Speaking at a press briefing de Silva emphasized that there is no point of holding union actions with regard to these types of false reports.

An Indian doctor, lawyer, engineer or any other professional can’t just come here and open a dispensary, law firm or any other operation to deliver their services here, Silva said.

Initially two sectors, namely Information Technology and Shipbuilding Marine Industry will be opened for trading under this pact.

“Let’s say, there may be a necessity for getting professionals to repair ships. So that kind of thing can happen.” he said.

Prime Minister Ranil Wickremesinghe has already invited his Indian counterpart Narendra Modi to visit Sri Lanka to sign this pact next year.

Under the General Agreement on Trade in Services (GATs), services can be traded internationally in four different ways, known as the four modes.

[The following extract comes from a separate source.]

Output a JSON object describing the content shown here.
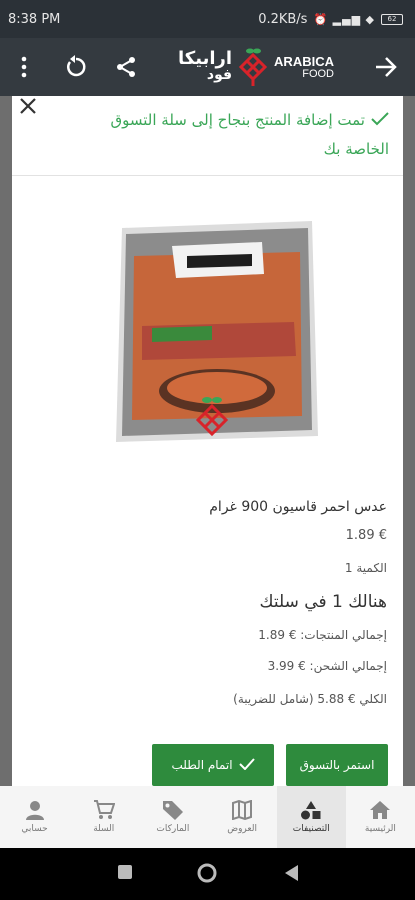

Deputy Minister said since Sri Lanka has already allowed the first 3 modes; now the question is about mode 4 (movement of natural persons).

Silva however stated that Mode 4 does not exist in the proposed Indo-Sri Lanka Economic and Technology Corporation Framework Agreement or ETCFA.

“There is no movement of natural persons in this agreement. No Indian hair dresser can simply come here and open saloons.” he said.

Mode 4 does not concern persons seeking access to the employment market in the host country, nor does it affect measures regarding citizenship, residence or employment on a permanent basis.

However a copy of an agreement believed to be the draft of ETCFA sent to all medical professional organizations by Government Medical Officers’ Association shows that one objective of the draft agreement is to liberalize trade in services.

Though the draft agreement has no specific reference to mode 4 services; it eventually seeks to reduce and eliminate restrictions in trade in services between the two countries.

As per World Trade Organization, the measurement of Mode 4 flows poses dreadful challenges as no clear statistical framework is currently in place to assess its trade size.

The Balance of Payments items “compensation of employees” and “workers’ remittances” are often used as statistical indicators to measure Mode 4 flows.

Relative to the other three modes of supply, global estimates suggest that trade through Mode 4 remains a very small component of overall trade in services.